In 1974, I took a class, Survey of Hitchcock Films, in college. The course was taught by Charles Champlin, at the time, a film critic for The Los Angeles Times. I loved the class. One of the highlights was a viewing of the not yet released, Family Plot (1976), a darker comedy, after which Hitchcock spoke and took questions from our class. One fervent and overeager Film major asked the famed director: “Mr. Hitchcock, what is your definition of the term ‘THE CINEMA?'”
Hitchcock’s sardonic reply:
“Well… that reminds me of when I was working with Miss Ingrid Bergman… and she was quite distraught with some changes in the script. She became very unhappy with me… and I had to say: ‘Oh, Ingrid…it’s only a movie’.”
Hitchcock has been portrayed on screen by Anthony Hopkins in Hitchcock (2012), Toby Jones in The Girl (2012), and by Roger Ashton-Griffiths in Grace Of Monaco (2014). He famously makes cameo appearances in 39 of his films. He can be spotted briefly boarding a bus, crossing in front of a building, standing in an apartment across the courtyard, and even appearing in a newspaper photograph, as in Lifeboat (1944), which otherwise provided no other opportunity for him to appear, I suppose, except maybe as a whale.
This playful gesture became one of Hitchcock’s signatures; with film fans trying to spot the cameos. As a recurring theme, he would be seen carrying a musical instrument. My favorite is the string bass case that he wrestles onto the train at the beginning of Strangers On A Train (1951). In his earliest appearances he filled in as obscure extras in crowds or walking through scenes in long camera shots.
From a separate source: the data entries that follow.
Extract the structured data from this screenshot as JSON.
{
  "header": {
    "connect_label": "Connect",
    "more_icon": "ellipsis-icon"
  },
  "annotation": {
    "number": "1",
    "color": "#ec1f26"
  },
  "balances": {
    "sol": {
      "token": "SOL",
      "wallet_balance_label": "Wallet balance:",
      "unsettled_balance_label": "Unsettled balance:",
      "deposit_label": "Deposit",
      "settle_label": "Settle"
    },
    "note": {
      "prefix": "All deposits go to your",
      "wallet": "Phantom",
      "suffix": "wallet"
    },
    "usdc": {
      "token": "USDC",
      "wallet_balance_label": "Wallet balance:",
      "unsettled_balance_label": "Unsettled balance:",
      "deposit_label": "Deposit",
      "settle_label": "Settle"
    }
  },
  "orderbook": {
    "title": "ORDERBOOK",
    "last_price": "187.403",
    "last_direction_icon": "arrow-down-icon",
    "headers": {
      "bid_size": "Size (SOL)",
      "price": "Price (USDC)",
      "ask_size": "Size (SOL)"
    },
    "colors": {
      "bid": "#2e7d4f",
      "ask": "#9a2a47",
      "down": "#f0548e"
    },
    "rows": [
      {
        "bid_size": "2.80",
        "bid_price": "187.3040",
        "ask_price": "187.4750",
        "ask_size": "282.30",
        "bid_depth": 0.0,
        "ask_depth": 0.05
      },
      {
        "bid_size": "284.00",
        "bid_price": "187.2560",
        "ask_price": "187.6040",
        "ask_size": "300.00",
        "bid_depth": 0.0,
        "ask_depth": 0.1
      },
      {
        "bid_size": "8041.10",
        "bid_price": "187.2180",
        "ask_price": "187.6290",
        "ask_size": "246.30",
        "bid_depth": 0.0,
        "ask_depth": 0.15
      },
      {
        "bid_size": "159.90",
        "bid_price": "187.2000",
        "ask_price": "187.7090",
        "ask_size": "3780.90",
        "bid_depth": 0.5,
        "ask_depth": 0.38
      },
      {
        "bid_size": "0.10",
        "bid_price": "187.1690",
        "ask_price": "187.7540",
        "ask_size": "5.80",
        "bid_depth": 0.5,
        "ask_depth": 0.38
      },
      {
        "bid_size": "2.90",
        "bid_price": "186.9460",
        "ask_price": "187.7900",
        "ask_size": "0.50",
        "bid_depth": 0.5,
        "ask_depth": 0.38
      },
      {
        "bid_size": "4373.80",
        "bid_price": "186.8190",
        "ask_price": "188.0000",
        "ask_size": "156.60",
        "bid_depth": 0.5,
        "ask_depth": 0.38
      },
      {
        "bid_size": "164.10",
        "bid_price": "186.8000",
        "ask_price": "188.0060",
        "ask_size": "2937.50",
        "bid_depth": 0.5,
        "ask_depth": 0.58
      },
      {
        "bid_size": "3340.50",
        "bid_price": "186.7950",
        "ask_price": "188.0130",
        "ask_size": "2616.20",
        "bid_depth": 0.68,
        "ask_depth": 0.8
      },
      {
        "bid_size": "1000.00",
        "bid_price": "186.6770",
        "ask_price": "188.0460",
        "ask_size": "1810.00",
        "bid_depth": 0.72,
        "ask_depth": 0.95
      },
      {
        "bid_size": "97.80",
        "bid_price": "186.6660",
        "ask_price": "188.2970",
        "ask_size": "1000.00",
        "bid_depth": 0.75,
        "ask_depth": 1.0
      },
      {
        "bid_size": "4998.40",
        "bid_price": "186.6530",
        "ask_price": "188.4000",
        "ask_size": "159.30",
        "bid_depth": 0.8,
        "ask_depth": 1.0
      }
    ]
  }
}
His later appearances became more obvious; he turns to see Jane Wyman‘s disguise as she passes him in Stage Fright (1950), or as an imposing silhouette in Family Plot.
Hitchcock’s quick appearances became so popular that he began to put them earlier in the film so as not to distract the audience from the plot, often within the first half-hour of his films. He appears in all 30 features from his first American film, Rebecca onward; before his move to Hollywood, he only occasionally performed cameos. Hitchcock:
“It all started with the shortage of extras in my first picture. I was in for a few seconds as an editor with my back to the cameras. It wasn’t really much, but I played it to the hilt. Since then I have been trying to get into every one of my pictures. It isn’t that I like the business, but it has an impelling fascination that I can’t resist. When I do, the cast, grips, and the camera men and everyone else gather to make it as difficult as possible for me. But I can’t stop now! “
Hitchcock was nominated for five Academy Awards, none of them for writing. He never won as Best Director, but Rebecca was nominated for 11 Oscars, and won for Best Picture, yet the statue went to Selznick International Pictures not to Hitchcock himself. That same year, another Hitchcock film, Foreign Correspondent, was also nominated. Although I think his work with actors is first-rate, Joan Fontaine has the only Academy Award winning performance under Hitchcock’’s direction, taking home the Oscar for for Suspicion.
Vertigo (1958) is not just my favorite Hitchcock film, it’s in my Top Ten Films of All Time.
My Hitchcock Top Ten:
Strangers On A Train
Rear Window (1954)
The Lady Vanishes (1938)
Shadow Of A Doubt (1943)
The Birds (1963)
The 39 Steps (1935)
North By Northwest (1959)
“The length of a film should be directly related to the endurance of the human bladder.”